- Author: Jeannette E. Warnert
Whether farmers are growing carrots destined to be baby-sized for school lunches, cut into small pieces in frozen pot pie or the classic length sold with their green feathery tops intact, they rely on a collaborative breeding program that has been in the works at UC’s Desert Research and Extension Center near El Centro for nearly 50 years.
The scientists working in USDA’s carrot breeding program, embedded at the University of Wisconsin, Madison, realized long ago that the Southern California desert agriculture research facility has the ideal climate and soil to grow their experimental hybrids through the winter months.
Each spring, the scientists gather for...
- Author: Brenda Dawson
From broccoli to watermelon, California farmers grow more than 400 agricultural commodities. In 2011, California was the primary producer of almonds, artichokes, dates, figs, raisins, kiwi, olives, cling peaches, pistachios, dried plums, pomegranates and walnuts— accounting for nearly 100 percent of each of these crops grown in the United States.
When Americans think of “agriculture,” California may not be the first state to come to mind. But the Golden State — just this one state — produced nearly half of all fruits, nuts and vegetables grown in the U.S. in 2011 (source).
In this land of abundance, UC Agriculture and Natural Resources is...
- Author: Marissa Palin
Some of us spent our weekend in the garden or at the farmers market, obsessing over our fresh produce that will get us through the week. Some of us went to bed last night dreaming about a Frostie from Wendy’s and fries from McDonald’s. Still, others of us spent the weekend trying to make ends meet and scraping together barely enough food to feed our families. Bottom line – food is something we all have in common. It’s a universal language.

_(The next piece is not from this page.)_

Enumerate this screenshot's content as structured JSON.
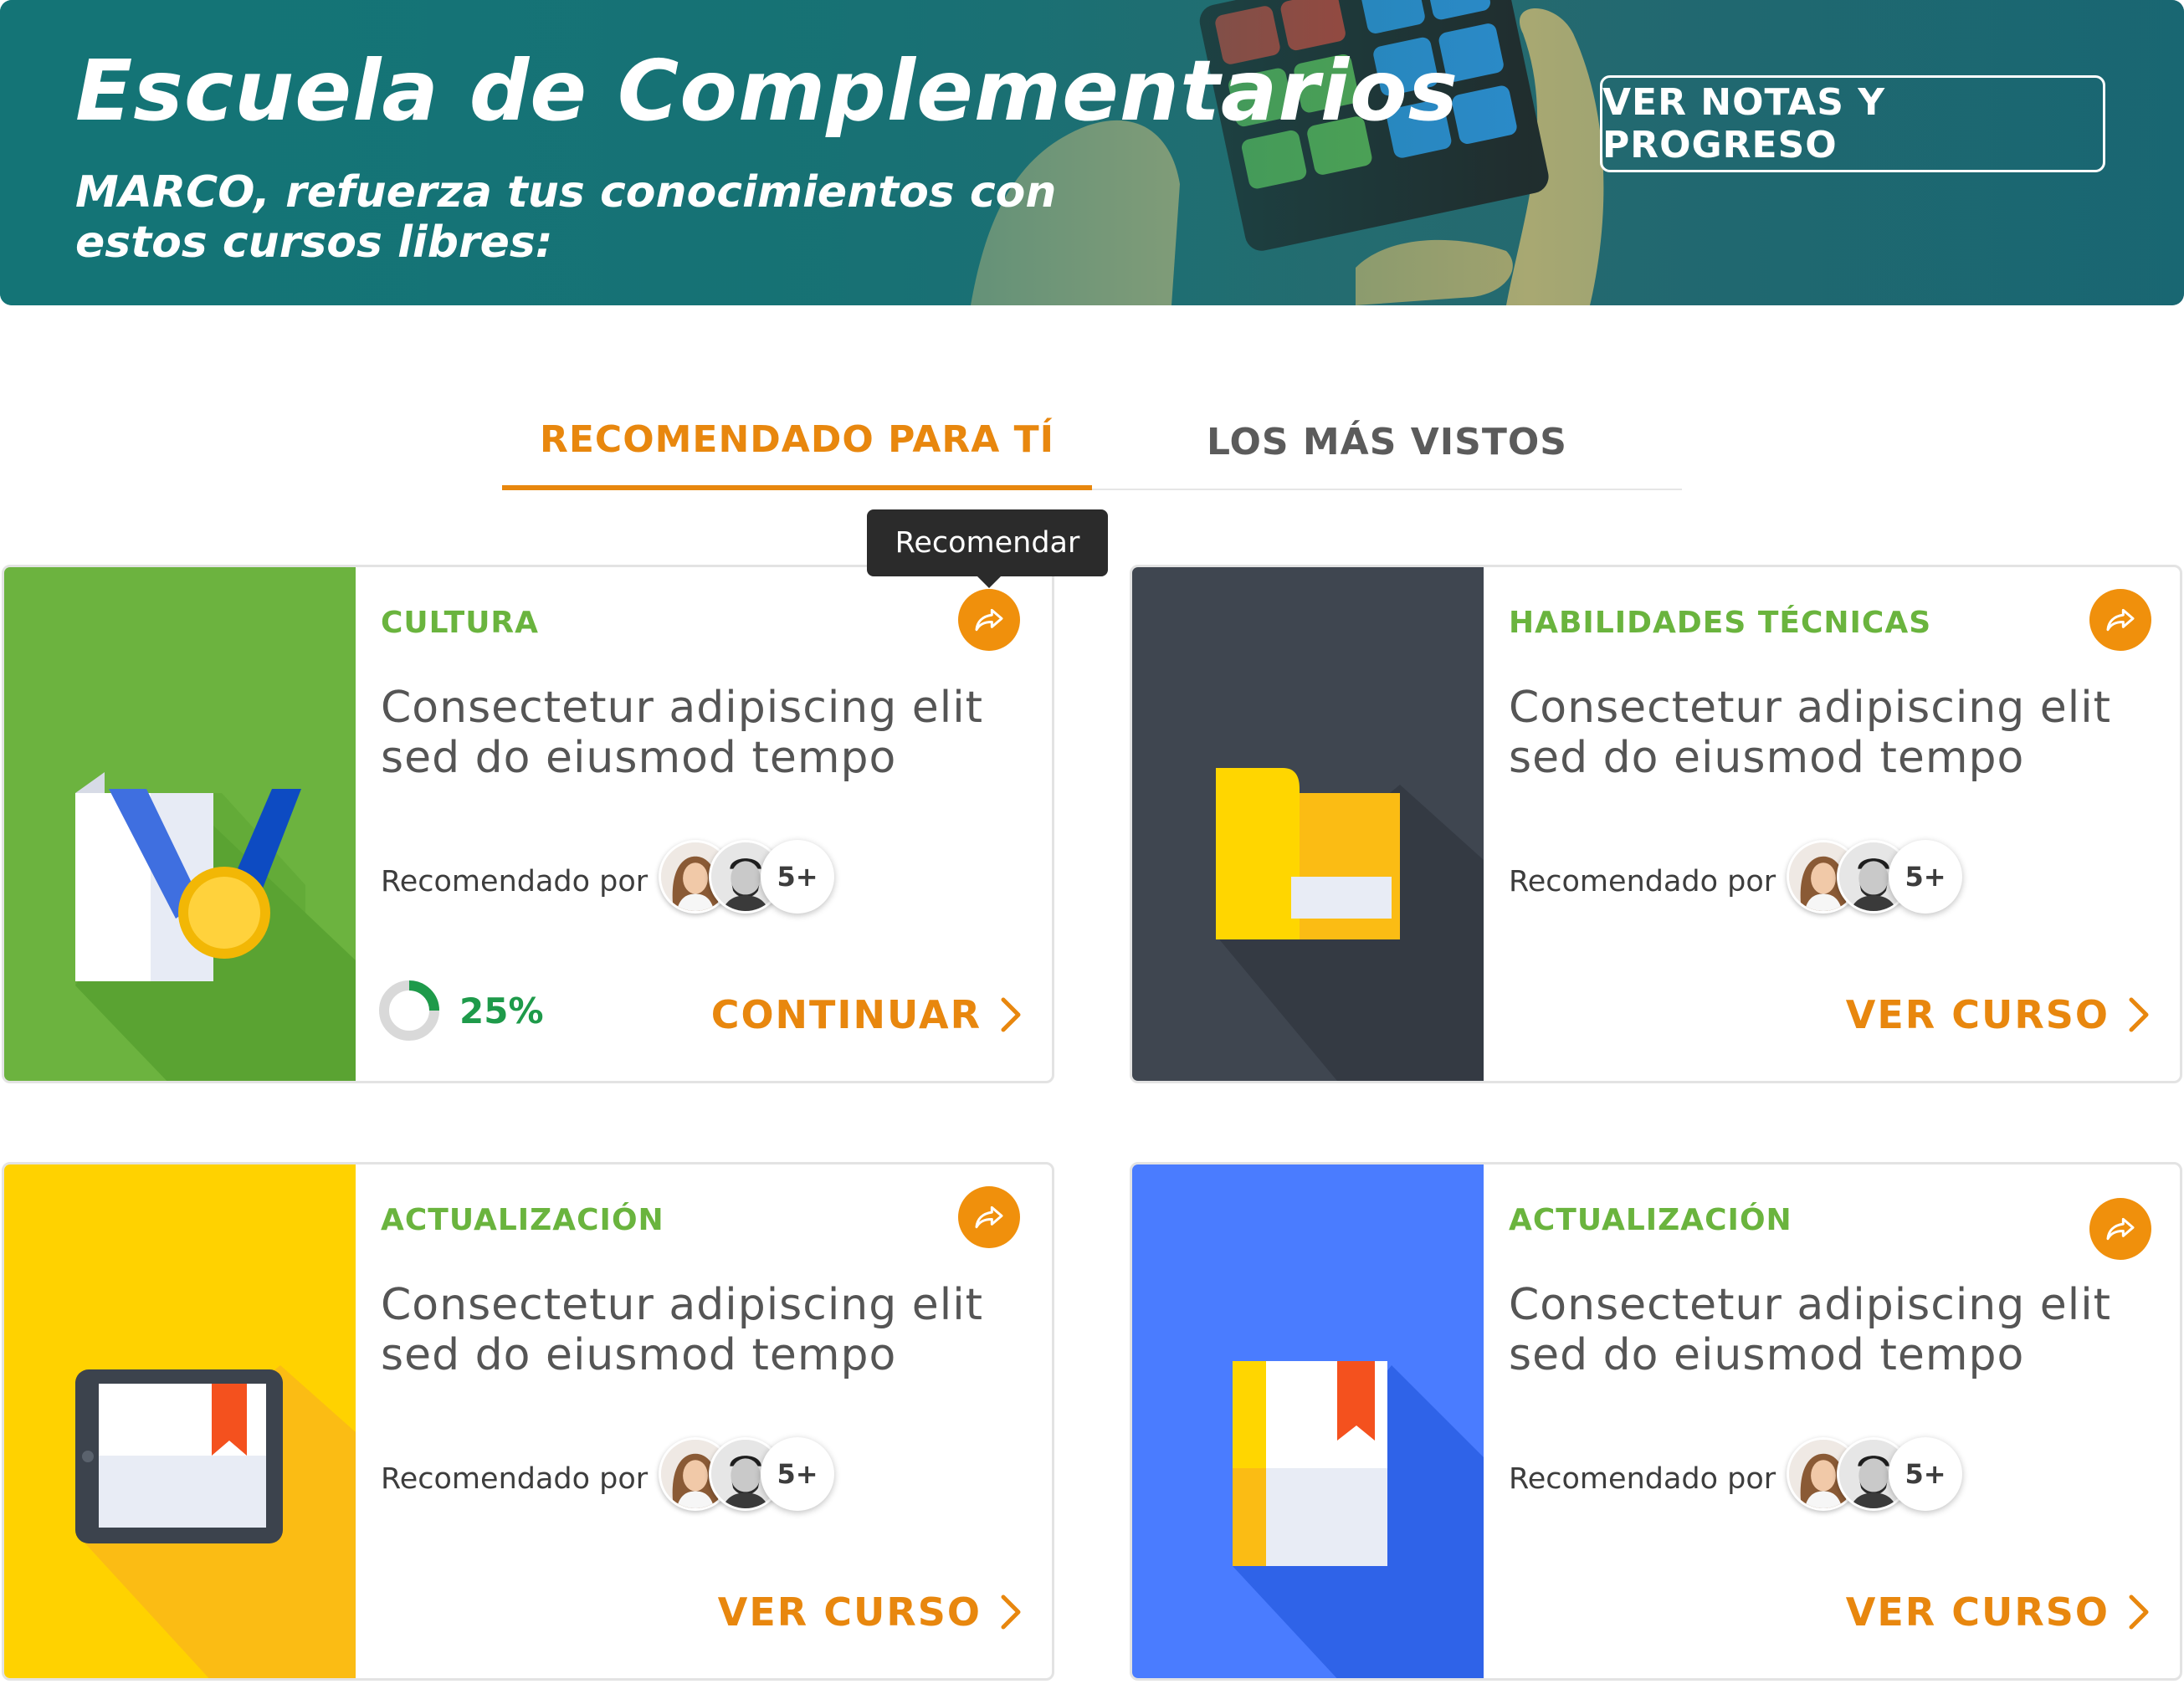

Whether we pride ourselves on eating local and organic, constantly find ourselves in the fast food lines, or stress about how to feed our families each day, food joins us all together.
All 6, almost 7, billion of us.
But what happens when there are 8 billion of...
- Author: Alec Rosenberg
If you want to maintain a healthy weight, UC Cooperative Extension advisor Susan Algert has some sage tips: snack wisely; eat more fruits and vegetables; keep a food record and stay active.
Algert shared the latest dietary advice from the U.S. departments of Agriculture and Health and Human Services with UC Office of the President employees at a brown bag event Wednesday in Oakland co-hosted by UC Health and UC Agriculture and Natural Resources. (Listen to an audio recording of the event.)
- Author: Jeannette E. Warnert
Most Americans gravitate toward the familiar in supermarket produce aisles. But some creative shopping unveils a tremendous diversity of edible vegetables that can turn an ordinary menu into a much more interesting cuisine.
At certain roadside stands, at farmers markets that cater to diverse clientele and in small Asian supermarkets, adventurous Californians can buy vegetables like bitter melon, Chinese long beans, opo and luffa. Finding them is the first step, knowing how to prepare them is another matter. UC Cooperative Extension has made these less familiar vegetables more accessible by creating a collection of easy-to-cook and nutritious Southeast Asian vegetable recipes.
The recipes were developed by UCCE nutrition...